Lynne Sharon Schwartz begins "Not Now, Voyager" with a telling recollection: She is in Orkos, on the Greek island of Naxos, when she awakens "to a darkness so thick I could breathe it in."
There is no electricity, no light anywhere, nothing but the disassociating black. Schwartz knows where she is, yet even so she wonders: "Maybe time had stopped and I was in the afterlife, or some place in between, a dark place, oddly enough with the same layout and furniture of my final room."
Eventually she finds her way to a small balcony, from which she can see the moon. Even this does not completely calm her, and as she returns to bed, she vows, "If I outlive this darkness I'll never leave home again."
"Not Now, Voyager" is all about the implications of such a moment; it's a travel memoir by someone who would prefer to stay at home. Or not a memoir exactly but a meditation, a series of riffs on the nature of coming and going, on what that offers and what it takes away.
For Schwartz, travel is, at best, a source of "fretful ambivalence," fraught with uncertainty and obligation, a task she performs grimly, "the way you do with jobs you dislike and what to get over with." This, of course, does not keep her from visiting more places, and in that apparent contradiction, the tension of this exquisite little book is forged.
Schwartz is, after all, a collector -- a gatherer of memory, experience, narrative. In her 1996 memoir, "Ruined by Reading," she lays out her perspective: "A poet friend of mine, after heart surgery, was advised by a nurse to take up meditation to reduce stress. 'You must empty your mind,' she said. 'I've spent my life filling it,' he replied. 'How can you expect me to empty it?' "
This too is one of the tensions in her writing, between her sense that knowledge can redeem us and her understanding that such redemption will not save us in the end. "We all design our own modes of distraction from the knowledge of mortality," she writes, "or our modes of confrontation." Travel is one such mode.
And yet, Schwartz admits, even the most distracting trip "can rarely be that hoped-for escape, since we haul our histories with us like carry-on baggage wherever we go. The only place we can travel without the burden of the circumstances we seek to flee is the afterlife, and no enthusiastic or reliable reports have yet come from there."

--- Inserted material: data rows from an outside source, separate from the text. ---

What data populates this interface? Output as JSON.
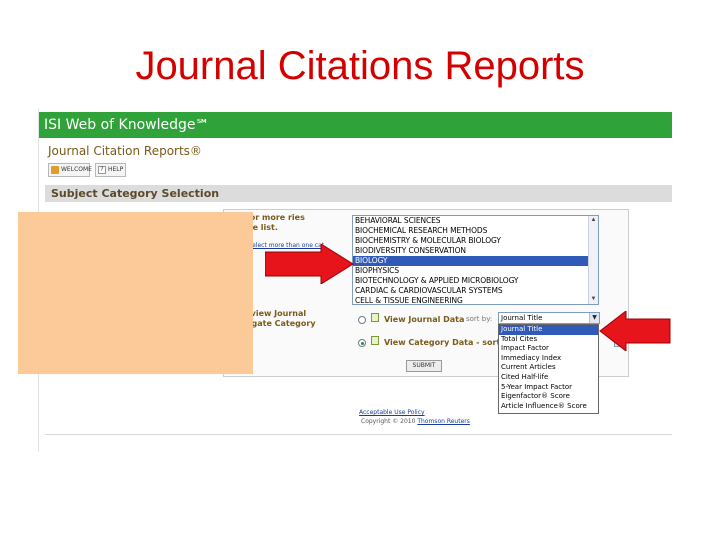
{
  "slide": {
    "title": "Journal Citations Reports"
  },
  "header": {
    "app_name": "ISI Web of Knowledge℠",
    "product": "Journal Citation Reports®"
  },
  "nav": {
    "welcome": "WELCOME",
    "help": "HELP"
  },
  "section": {
    "title": "Subject Category Selection"
  },
  "instructions": {
    "step1": "ct one or more ries from the list.",
    "step1_link": "select more than one cat",
    "step2": "lect to view Journal data regate Category data."
  },
  "category_list": {
    "options": [
      "BEHAVIORAL SCIENCES",
      "BIOCHEMICAL RESEARCH METHODS",
      "BIOCHEMISTRY & MOLECULAR BIOLOGY",
      "BIODIVERSITY CONSERVATION",
      "BIOLOGY",
      "BIOPHYSICS",
      "BIOTECHNOLOGY & APPLIED MICROBIOLOGY",
      "CARDIAC & CARDIOVASCULAR SYSTEMS",
      "CELL & TISSUE ENGINEERING"
    ],
    "selected": "BIOLOGY"
  },
  "view_options": {
    "journal_label": "View Journal Data",
    "category_label": "View Category Data - sort by",
    "sort_by_label": "sort by:",
    "selected_view": "category"
  },
  "sort_select": {
    "value": "Journal Title",
    "options": [
      "Journal Title",
      "Total Cites",
      "Impact Factor",
      "Immediacy Index",
      "Current Articles",
      "Cited Half-life",
      "5-Year Impact Factor",
      "Eigenfactor® Score",
      "Article Influence® Score"
    ],
    "highlighted": "Journal Title"
  },
  "submit": {
    "label": "SUBMIT"
  },
  "footer": {
    "link": "Acceptable Use Policy",
    "copyright_prefix": "Copyright © 2010",
    "copyright_link": "Thomson Reuters"
  },
  "colors": {
    "title_red": "#d40000",
    "isi_green": "#2fa33a",
    "overlay_peach": "#fcc998",
    "arrow_red": "#e8141c",
    "selection_blue": "#3159b7"
  }
}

As a result, "Not Now, Voyager" is less a book about escape than about being present; it contains a bit of everything. Schwartz invokes Camus and the Tao te Ching, Marco Polo and Jacques Lacan; she recalls her childhood summer sojourns in the Catskills and her husband's Fulbright year in Rome.
The idea is to deconstruct our concept of travel, but what really gets deconstructed are the textures of the self.
"I once read that the soul cannot fly as fast as an airplane," Schwartz quotes Yoko Tawada, writing of moving from Japan to Germany. "Therefore one always loses one's soul on an airplane journey, and arrives at one's destination in a soulless state."
Yet what puts the soul at risk is not air travel itself: "It's enough to trust," she tells us, "that airplanes will stay aloft." More to the point, Schwartz is concerned with how all this movement serves as a diversion, not from "our cluttered calendars, 'the ten thousand things,' as the Tao te Ching puts it," but from the essence of who we are.
"Preferring to stay put," she writes, "is practically disreputable in a cultural climate that prizes mobility, haste, multitasking and optimum consumption of sights, sounds, and experiences." Travel, then, is only valuable if it helps to root us, leaving us, as Camus suggests, "feverish but also porous, so that the slightest touch makes us quiver to the depths of our being."
Here we have another paradox, for how can traveling root us when it represents an attempt to leave our roots behind? The answer, Schwartz suggests, has everything to do with stillness, with the way travel stirs a kind of existential anxiety, which mitigates the distractions of leaving home.
As someone steeped in the word -- she writes at length about the consolation of reading as well as the role of narrative in creating meaning; "Only through stories," she notes, "that is, through the transforming work of the imagination, can we have any glimpse of the world's coherence" -- Schwartz ultimately brings it back to language. "Just as we may have a repertoire of selves for home or abroad, for work or play or love," she observes, "the self is inflected by each language we speak."
But perhaps the most important lesson has to do with our ability to be self-reliant, no matter where we are. "Problems will arise, yes. And I will resolve them," a friend says, citing his travel mantra. "I was stunned at both the simplicity and the confidence of those words," Schwartz reflects. "Maybe I should say that to myself every morning . . . to confront the new day."
In the end, this is the most we can hope for, whether we remain at home or venture forth. As Schwartz understands, it is not the outer voyage but the inner one that matters, the way all these experiences get filtered, the way we react.
"[A] writer has to go out into the world to know it," she writes at the end of "Not Now, Voyager," "but the going out interrupts the crucial trip inwards, the making sense and shape of what you already know. This requires staying at home and being quiet" -- the most critical journey of all.
Ulin is book editor of The Times.